The cyberattack is believed to have originated overseas, according to the report.
Eric Trump declined to confirm or deny that he met with the FBI when contacted by the television station, but he added that the attack was not successful.
“We absolutely weren’t hacked,” he said in a brief interview with ABC. “That’s crazy. We weren’t hacked, I can tell you that.”
According to former FBI official and ABC News contributor Richard Frankel, having the FBI investigate an attempted cyberattack—and subsequently grant them access to the organization’s digital files and network—could carry some risks.
“There could be stuff in there that they do not want to become part of a separate criminal investigation,” Frankel said.
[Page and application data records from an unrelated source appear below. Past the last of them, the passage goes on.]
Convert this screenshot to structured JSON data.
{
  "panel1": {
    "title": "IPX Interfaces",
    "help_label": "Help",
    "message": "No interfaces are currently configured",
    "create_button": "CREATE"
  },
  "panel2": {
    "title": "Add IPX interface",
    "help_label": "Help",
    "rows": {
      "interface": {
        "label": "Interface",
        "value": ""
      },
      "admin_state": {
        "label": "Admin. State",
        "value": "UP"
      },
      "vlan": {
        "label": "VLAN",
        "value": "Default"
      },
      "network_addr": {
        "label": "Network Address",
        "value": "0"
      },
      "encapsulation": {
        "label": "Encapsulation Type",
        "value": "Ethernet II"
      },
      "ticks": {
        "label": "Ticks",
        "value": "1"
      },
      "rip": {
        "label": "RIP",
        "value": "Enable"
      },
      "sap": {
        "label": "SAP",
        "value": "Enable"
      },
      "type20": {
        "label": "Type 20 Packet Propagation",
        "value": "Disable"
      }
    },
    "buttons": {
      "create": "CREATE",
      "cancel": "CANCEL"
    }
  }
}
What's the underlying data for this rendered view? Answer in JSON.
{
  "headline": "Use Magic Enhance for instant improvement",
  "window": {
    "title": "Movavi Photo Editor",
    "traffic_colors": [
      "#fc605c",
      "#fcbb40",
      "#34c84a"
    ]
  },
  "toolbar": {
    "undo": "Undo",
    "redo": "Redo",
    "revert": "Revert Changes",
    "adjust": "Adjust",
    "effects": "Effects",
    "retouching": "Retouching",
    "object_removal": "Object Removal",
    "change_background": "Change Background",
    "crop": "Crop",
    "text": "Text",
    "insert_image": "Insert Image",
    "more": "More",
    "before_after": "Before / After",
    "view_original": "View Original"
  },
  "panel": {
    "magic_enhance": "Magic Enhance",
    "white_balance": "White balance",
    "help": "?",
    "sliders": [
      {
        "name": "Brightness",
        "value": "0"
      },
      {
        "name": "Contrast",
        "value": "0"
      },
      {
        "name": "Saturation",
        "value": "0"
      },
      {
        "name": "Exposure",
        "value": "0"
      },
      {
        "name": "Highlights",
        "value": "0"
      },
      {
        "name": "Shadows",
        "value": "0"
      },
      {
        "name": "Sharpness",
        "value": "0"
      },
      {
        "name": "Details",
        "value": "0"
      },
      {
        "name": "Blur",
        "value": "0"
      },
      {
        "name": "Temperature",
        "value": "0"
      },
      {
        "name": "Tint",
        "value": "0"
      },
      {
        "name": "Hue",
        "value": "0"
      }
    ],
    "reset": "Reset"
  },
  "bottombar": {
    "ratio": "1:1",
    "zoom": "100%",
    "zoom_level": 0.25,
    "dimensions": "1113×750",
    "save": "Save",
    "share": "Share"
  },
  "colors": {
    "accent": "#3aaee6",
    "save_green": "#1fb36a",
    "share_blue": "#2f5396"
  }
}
The attempted cyberattack on the Trump Organization comes at the same time as the FBI continues to investigate possible ties between Trump’s presidential campaign and Russia. If any evidence was found in the Trump Organization’s computer network, Frankel told ABC, it would be fair game.
ABC said officials believed the discussion between the Trump family and the FBI centered on “a suspected hack of computer systems used by the international real estate holding company.”
Andrew Wyrich is a politics staff writer for the Daily Dot, covering the intersection of politics and the internet. Andrew has written for USA Today, NorthJersey.com, and other newspapers and websites. His work has been recognized by the Society of the Silurians, Investigative Reporters & Editors (IRE), and the Society of Professional Journalists (SPJ).